** Requirement **
Gather every line in the records below that contains the word "image".

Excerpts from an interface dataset
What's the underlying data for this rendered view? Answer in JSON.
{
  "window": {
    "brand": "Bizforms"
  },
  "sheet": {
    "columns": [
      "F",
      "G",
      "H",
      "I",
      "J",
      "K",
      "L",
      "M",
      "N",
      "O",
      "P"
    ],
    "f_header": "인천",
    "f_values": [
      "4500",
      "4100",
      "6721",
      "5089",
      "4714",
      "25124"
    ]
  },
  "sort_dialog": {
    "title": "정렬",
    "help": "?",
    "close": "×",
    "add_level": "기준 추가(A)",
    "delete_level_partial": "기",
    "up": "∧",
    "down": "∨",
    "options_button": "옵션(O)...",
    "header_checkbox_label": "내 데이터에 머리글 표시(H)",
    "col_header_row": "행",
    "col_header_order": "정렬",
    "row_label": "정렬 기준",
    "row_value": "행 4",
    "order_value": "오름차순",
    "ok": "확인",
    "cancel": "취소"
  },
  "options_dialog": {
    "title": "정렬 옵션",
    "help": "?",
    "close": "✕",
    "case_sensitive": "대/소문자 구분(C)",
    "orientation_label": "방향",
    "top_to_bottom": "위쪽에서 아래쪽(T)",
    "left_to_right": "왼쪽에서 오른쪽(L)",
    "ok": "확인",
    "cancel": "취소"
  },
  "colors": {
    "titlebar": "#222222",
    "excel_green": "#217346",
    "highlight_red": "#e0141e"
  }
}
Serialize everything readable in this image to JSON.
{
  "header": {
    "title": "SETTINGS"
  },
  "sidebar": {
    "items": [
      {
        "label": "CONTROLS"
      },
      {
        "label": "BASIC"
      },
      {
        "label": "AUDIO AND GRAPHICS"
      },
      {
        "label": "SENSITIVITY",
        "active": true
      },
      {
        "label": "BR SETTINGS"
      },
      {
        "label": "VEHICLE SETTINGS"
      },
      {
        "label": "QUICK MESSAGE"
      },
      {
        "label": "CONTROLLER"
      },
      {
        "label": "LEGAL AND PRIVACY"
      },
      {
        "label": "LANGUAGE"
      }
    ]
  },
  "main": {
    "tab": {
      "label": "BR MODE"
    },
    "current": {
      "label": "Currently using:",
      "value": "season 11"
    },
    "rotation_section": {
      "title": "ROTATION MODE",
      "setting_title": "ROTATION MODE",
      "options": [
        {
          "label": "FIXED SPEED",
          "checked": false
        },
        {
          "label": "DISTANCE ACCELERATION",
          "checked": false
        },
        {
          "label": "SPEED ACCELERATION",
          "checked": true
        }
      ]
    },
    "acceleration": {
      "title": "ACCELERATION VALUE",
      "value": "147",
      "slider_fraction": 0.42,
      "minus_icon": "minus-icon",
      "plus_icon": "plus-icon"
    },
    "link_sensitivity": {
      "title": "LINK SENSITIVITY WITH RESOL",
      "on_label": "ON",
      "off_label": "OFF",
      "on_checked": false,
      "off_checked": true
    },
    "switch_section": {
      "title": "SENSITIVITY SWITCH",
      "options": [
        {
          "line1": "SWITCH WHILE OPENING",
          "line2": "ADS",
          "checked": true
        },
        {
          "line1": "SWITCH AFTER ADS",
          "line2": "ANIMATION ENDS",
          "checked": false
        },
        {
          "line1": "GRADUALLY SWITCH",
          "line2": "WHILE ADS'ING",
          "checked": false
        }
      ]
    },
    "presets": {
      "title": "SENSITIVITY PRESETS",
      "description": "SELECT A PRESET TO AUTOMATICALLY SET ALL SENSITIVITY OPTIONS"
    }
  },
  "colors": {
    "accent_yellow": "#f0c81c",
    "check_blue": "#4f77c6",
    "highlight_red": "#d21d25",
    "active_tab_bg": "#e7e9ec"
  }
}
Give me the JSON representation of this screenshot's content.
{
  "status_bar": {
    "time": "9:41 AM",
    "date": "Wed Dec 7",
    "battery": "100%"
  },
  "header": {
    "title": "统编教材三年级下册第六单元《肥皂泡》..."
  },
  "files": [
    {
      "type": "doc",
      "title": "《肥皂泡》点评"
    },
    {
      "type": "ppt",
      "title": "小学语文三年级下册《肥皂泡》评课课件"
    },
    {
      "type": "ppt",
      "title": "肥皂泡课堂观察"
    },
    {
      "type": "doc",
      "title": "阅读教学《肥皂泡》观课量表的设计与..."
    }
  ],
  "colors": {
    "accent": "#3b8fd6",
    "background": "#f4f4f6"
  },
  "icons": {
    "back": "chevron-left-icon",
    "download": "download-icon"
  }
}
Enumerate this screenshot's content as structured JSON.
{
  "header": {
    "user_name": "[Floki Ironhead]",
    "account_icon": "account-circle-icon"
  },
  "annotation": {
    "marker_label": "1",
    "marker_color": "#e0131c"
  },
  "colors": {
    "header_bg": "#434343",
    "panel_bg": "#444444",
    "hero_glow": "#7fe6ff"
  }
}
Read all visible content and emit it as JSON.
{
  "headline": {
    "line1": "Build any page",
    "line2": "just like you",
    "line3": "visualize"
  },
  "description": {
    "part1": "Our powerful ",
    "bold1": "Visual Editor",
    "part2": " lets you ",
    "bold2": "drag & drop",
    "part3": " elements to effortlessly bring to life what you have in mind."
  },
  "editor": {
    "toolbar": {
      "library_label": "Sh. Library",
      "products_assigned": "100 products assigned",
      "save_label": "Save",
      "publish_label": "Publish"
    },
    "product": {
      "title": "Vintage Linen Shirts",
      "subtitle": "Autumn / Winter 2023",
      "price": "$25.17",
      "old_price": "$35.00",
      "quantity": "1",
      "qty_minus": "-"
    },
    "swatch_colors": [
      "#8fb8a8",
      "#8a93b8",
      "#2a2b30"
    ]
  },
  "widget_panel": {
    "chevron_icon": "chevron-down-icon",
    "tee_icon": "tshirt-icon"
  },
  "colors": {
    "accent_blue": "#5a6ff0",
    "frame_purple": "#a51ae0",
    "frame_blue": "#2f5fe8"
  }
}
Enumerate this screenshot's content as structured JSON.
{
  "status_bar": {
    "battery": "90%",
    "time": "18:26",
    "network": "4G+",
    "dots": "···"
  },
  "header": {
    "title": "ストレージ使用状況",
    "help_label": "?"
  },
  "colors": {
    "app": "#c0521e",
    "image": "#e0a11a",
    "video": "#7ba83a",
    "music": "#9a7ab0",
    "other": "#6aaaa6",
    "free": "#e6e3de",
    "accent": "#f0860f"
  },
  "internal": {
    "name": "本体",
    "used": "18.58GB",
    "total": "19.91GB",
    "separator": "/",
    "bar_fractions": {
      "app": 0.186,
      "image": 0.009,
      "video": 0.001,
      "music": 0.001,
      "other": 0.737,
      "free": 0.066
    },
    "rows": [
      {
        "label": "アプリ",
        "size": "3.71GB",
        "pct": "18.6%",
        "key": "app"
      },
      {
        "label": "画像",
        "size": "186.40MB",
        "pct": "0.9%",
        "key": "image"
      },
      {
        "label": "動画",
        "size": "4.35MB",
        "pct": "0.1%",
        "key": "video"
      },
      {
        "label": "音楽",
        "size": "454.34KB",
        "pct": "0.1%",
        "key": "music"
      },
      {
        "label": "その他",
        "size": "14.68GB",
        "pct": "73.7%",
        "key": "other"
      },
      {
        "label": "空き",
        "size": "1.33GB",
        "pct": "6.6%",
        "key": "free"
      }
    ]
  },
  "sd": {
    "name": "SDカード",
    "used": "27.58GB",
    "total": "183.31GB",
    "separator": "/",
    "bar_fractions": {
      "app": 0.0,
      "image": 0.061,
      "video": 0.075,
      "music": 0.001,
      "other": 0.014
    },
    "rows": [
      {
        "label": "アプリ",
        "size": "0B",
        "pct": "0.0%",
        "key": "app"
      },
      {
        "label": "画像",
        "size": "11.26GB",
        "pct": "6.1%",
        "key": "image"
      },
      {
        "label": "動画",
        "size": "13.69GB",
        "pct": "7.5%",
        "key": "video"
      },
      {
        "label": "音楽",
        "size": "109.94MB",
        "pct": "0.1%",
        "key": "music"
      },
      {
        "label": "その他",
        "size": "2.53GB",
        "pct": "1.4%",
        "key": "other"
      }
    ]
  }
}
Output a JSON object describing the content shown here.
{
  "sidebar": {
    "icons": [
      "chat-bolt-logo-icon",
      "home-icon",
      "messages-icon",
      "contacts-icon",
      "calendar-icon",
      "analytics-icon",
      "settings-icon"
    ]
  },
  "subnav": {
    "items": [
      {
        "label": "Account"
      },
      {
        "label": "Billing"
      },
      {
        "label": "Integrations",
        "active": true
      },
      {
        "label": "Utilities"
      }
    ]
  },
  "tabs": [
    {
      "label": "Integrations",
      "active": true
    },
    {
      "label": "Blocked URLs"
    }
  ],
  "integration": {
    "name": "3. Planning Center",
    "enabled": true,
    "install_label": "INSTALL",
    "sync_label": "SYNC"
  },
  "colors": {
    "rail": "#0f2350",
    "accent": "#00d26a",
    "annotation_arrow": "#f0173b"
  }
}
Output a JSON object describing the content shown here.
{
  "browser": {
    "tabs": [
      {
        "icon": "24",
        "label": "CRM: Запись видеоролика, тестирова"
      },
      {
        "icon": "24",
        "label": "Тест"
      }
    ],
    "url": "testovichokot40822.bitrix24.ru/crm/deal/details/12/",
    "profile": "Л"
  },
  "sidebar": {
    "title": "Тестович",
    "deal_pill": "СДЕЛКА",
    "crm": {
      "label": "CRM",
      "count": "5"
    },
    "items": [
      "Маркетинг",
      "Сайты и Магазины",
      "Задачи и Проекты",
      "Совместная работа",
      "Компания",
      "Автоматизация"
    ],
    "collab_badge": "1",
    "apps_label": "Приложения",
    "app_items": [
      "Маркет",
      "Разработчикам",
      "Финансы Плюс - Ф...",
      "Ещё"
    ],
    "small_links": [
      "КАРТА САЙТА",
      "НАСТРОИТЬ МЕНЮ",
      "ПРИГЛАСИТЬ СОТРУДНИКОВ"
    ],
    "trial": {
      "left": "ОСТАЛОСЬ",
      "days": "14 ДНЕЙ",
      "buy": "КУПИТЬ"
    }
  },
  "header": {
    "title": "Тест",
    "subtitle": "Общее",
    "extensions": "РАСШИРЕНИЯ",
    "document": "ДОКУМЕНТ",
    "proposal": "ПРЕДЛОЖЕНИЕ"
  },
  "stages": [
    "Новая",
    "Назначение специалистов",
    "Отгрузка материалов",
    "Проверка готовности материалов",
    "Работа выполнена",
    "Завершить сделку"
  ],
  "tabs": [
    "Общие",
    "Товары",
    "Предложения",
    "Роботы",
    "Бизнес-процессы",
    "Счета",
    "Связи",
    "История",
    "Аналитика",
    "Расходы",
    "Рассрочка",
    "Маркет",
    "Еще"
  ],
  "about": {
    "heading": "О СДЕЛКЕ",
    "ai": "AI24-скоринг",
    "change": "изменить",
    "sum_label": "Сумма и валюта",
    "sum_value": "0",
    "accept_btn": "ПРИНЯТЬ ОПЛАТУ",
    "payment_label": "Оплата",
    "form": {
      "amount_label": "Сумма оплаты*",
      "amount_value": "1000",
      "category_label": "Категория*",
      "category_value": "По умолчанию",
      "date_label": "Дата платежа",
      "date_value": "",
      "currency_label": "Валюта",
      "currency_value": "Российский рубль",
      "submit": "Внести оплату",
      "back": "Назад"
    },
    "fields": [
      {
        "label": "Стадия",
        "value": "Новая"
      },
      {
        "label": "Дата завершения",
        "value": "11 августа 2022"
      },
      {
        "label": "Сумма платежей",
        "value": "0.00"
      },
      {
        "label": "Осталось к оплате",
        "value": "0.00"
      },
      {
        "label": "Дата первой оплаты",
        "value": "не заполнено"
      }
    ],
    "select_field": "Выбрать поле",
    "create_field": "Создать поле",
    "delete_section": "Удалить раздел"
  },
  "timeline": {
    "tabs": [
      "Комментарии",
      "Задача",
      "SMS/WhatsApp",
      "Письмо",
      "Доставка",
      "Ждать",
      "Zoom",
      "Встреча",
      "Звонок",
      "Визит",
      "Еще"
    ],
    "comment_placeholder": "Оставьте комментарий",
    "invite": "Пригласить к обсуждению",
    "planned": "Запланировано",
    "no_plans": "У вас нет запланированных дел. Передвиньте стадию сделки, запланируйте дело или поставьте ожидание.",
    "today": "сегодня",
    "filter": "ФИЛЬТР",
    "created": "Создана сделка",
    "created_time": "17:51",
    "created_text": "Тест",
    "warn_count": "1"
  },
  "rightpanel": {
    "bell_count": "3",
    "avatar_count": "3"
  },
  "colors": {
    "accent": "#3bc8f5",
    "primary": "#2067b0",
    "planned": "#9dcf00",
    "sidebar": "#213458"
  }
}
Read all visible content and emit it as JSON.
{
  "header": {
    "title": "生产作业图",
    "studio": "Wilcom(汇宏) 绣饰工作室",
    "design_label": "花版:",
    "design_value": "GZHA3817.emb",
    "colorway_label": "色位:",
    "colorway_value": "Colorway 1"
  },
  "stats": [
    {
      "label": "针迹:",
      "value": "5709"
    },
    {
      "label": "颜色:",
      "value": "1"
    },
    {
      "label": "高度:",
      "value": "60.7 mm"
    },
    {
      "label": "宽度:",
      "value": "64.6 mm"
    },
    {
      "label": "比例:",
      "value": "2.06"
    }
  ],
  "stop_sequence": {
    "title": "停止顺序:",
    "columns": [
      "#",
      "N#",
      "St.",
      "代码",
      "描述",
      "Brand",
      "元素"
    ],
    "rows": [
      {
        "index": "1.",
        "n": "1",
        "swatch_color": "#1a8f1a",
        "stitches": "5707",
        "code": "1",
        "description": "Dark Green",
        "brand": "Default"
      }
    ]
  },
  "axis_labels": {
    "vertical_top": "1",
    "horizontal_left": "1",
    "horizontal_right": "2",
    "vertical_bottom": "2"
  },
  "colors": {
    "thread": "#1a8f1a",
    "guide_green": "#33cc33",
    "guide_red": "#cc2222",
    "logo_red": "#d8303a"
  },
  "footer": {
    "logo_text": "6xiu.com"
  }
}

** Expected answer **
Serialize everything readable in this image to JSON.
    "image": "#e0a11a",
      "image": 0.009,
        "key": "image"
      "image": 0.061,
        "key": "image"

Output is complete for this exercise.